## Work task
For each line in the data below that holds "author", return a copy.

## Dataset

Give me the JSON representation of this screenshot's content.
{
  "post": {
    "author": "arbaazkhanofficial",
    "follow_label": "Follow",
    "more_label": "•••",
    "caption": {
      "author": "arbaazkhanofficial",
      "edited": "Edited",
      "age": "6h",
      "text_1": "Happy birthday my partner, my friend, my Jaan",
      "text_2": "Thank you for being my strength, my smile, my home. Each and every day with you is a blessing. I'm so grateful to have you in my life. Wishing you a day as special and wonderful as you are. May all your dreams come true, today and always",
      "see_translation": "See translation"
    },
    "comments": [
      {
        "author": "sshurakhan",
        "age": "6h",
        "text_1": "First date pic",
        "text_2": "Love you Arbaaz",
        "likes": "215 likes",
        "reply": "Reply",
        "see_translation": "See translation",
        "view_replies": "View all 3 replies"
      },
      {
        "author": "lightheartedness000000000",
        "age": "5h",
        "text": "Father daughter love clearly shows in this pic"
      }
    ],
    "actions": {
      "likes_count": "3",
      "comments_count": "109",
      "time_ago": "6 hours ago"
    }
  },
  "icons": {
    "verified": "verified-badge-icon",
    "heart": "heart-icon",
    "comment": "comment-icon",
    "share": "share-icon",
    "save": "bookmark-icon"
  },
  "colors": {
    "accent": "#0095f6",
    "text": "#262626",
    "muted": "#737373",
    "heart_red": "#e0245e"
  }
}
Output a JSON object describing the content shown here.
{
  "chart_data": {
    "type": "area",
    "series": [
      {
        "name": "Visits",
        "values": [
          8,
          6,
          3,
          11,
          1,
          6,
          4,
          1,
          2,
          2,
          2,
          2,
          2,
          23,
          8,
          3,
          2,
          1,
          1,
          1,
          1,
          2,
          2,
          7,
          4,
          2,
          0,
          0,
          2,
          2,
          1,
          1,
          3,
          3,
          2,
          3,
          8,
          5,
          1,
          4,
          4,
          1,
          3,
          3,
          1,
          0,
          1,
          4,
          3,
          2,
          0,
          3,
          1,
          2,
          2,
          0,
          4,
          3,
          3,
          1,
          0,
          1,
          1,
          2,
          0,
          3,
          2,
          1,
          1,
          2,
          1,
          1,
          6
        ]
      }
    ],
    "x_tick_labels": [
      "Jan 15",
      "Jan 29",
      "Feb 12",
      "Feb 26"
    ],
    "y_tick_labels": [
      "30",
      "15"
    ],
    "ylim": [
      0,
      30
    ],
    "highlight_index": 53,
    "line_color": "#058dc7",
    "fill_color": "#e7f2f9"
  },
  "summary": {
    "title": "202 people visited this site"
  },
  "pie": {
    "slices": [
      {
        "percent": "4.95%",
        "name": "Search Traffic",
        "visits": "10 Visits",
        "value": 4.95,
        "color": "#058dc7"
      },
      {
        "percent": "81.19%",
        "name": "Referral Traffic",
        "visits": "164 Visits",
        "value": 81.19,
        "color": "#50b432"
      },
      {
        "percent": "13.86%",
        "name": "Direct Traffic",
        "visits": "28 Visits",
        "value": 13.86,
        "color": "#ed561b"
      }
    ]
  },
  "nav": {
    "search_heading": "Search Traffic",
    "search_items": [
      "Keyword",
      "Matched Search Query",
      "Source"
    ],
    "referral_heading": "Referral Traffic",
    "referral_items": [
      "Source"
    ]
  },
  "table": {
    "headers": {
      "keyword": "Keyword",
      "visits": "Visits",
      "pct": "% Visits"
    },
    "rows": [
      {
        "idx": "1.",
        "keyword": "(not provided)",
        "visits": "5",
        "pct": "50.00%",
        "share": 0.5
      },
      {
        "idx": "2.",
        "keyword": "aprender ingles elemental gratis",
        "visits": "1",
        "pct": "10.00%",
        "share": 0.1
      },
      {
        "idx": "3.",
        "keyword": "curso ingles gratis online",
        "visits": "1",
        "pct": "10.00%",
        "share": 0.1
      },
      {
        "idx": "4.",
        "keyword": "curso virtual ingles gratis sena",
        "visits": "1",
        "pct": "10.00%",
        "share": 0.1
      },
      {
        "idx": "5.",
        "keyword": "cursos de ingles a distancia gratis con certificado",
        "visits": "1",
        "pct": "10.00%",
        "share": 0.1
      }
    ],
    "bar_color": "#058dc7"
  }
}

## Output for this task
    "author": "arbaazkhanofficial",
      "author": "arbaazkhanofficial",
        "author": "sshurakhan",
        "author": "lightheartedness000000000",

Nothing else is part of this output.